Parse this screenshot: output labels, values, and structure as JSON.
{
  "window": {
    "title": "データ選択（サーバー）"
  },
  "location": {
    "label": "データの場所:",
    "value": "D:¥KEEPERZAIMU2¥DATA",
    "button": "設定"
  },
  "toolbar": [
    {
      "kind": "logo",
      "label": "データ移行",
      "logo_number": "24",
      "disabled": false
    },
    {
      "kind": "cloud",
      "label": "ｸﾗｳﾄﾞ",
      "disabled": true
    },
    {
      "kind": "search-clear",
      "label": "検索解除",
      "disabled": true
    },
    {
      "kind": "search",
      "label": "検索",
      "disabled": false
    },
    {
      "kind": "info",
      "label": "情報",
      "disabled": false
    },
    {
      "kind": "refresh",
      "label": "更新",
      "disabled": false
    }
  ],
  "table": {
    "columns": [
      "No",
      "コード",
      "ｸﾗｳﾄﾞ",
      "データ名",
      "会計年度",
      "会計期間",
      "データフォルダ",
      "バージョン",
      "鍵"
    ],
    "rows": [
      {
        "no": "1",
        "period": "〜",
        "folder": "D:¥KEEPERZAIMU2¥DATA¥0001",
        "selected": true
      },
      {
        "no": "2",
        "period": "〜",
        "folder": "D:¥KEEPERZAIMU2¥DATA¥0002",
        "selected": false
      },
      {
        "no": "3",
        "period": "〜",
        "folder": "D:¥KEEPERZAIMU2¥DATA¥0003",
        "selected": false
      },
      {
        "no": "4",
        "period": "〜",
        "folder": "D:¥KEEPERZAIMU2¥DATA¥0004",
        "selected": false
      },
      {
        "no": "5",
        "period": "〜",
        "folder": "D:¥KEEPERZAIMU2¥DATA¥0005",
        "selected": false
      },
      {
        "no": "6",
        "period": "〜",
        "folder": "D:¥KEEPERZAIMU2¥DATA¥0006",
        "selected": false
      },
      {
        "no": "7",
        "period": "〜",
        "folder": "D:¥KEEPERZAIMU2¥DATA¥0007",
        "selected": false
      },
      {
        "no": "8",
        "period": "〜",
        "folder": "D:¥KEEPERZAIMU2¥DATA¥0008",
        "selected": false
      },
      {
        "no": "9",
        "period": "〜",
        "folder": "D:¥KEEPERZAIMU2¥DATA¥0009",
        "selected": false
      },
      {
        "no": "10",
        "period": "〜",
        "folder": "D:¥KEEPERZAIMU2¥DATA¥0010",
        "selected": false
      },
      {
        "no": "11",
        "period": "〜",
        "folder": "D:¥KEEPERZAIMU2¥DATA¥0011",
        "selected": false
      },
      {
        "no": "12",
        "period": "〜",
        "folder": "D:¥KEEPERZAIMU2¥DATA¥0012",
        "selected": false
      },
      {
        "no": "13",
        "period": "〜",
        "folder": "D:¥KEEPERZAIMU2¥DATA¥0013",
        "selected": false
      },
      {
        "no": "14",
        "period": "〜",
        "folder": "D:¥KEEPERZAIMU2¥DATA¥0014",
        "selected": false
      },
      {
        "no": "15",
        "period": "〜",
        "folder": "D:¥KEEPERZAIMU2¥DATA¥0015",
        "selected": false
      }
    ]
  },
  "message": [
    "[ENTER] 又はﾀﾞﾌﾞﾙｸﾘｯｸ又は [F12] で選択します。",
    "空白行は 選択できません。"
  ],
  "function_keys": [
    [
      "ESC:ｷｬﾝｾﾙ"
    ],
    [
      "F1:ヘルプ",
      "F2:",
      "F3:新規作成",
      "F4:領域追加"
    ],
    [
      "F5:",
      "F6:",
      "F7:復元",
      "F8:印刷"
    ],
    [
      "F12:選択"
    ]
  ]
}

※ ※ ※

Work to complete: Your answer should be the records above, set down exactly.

Worked solution:
Parse this screenshot: output labels, values, and structure as JSON.
{
  "window": {
    "title": "データ選択（サーバー）"
  },
  "location": {
    "label": "データの場所:",
    "value": "D:¥KEEPERZAIMU2¥DATA",
    "button": "設定"
  },
  "toolbar": [
    {
      "kind": "logo",
      "label": "データ移行",
      "logo_number": "24",
      "disabled": false
    },
    {
      "kind": "cloud",
      "label": "ｸﾗｳﾄﾞ",
      "disabled": true
    },
    {
      "kind": "search-clear",
      "label": "検索解除",
      "disabled": true
    },
    {
      "kind": "search",
      "label": "検索",
      "disabled": false
    },
    {
      "kind": "info",
      "label": "情報",
      "disabled": false
    },
    {
      "kind": "refresh",
      "label": "更新",
      "disabled": false
    }
  ],
  "table": {
    "columns": [
      "No",
      "コード",
      "ｸﾗｳﾄﾞ",
      "データ名",
      "会計年度",
      "会計期間",
      "データフォルダ",
      "バージョン",
      "鍵"
    ],
    "rows": [
      {
        "no": "1",
        "period": "〜",
        "folder": "D:¥KEEPERZAIMU2¥DATA¥0001",
        "selected": true
      },
      {
        "no": "2",
        "period": "〜",
        "folder": "D:¥KEEPERZAIMU2¥DATA¥0002",
        "selected": false
      },
      {
        "no": "3",
        "period": "〜",
        "folder": "D:¥KEEPERZAIMU2¥DATA¥0003",
        "selected": false
      },
      {
        "no": "4",
        "period": "〜",
        "folder": "D:¥KEEPERZAIMU2¥DATA¥0004",
        "selected": false
      },
      {
        "no": "5",
        "period": "〜",
        "folder": "D:¥KEEPERZAIMU2¥DATA¥0005",
        "selected": false
      },
      {
        "no": "6",
        "period": "〜",
        "folder": "D:¥KEEPERZAIMU2¥DATA¥0006",
        "selected": false
      },
      {
        "no": "7",
        "period": "〜",
        "folder": "D:¥KEEPERZAIMU2¥DATA¥0007",
        "selected": false
      },
      {
        "no": "8",
        "period": "〜",
        "folder": "D:¥KEEPERZAIMU2¥DATA¥0008",
        "selected": false
      },
      {
        "no": "9",
        "period": "〜",
        "folder": "D:¥KEEPERZAIMU2¥DATA¥0009",
        "selected": false
      },
      {
        "no": "10",
        "period": "〜",
        "folder": "D:¥KEEPERZAIMU2¥DATA¥0010",
        "selected": false
      },
      {
        "no": "11",
        "period": "〜",
        "folder": "D:¥KEEPERZAIMU2¥DATA¥0011",
        "selected": false
      },
      {
        "no": "12",
        "period": "〜",
        "folder": "D:¥KEEPERZAIMU2¥DATA¥0012",
        "selected": false
      },
      {
        "no": "13",
        "period": "〜",
        "folder": "D:¥KEEPERZAIMU2¥DATA¥0013",
        "selected": false
      },
      {
        "no": "14",
        "period": "〜",
        "folder": "D:¥KEEPERZAIMU2¥DATA¥0014",
        "selected": false
      },
      {
        "no": "15",
        "period": "〜",
        "folder": "D:¥KEEPERZAIMU2¥DATA¥0015",
        "selected": false
      }
    ]
  },
  "message": [
    "[ENTER] 又はﾀﾞﾌﾞﾙｸﾘｯｸ又は [F12] で選択します。",
    "空白行は 選択できません。"
  ],
  "function_keys": [
    [
      "ESC:ｷｬﾝｾﾙ"
    ],
    [
      "F1:ヘルプ",
      "F2:",
      "F3:新規作成",
      "F4:領域追加"
    ],
    [
      "F5:",
      "F6:",
      "F7:復元",
      "F8:印刷"
    ],
    [
      "F12:選択"
    ]
  ]
}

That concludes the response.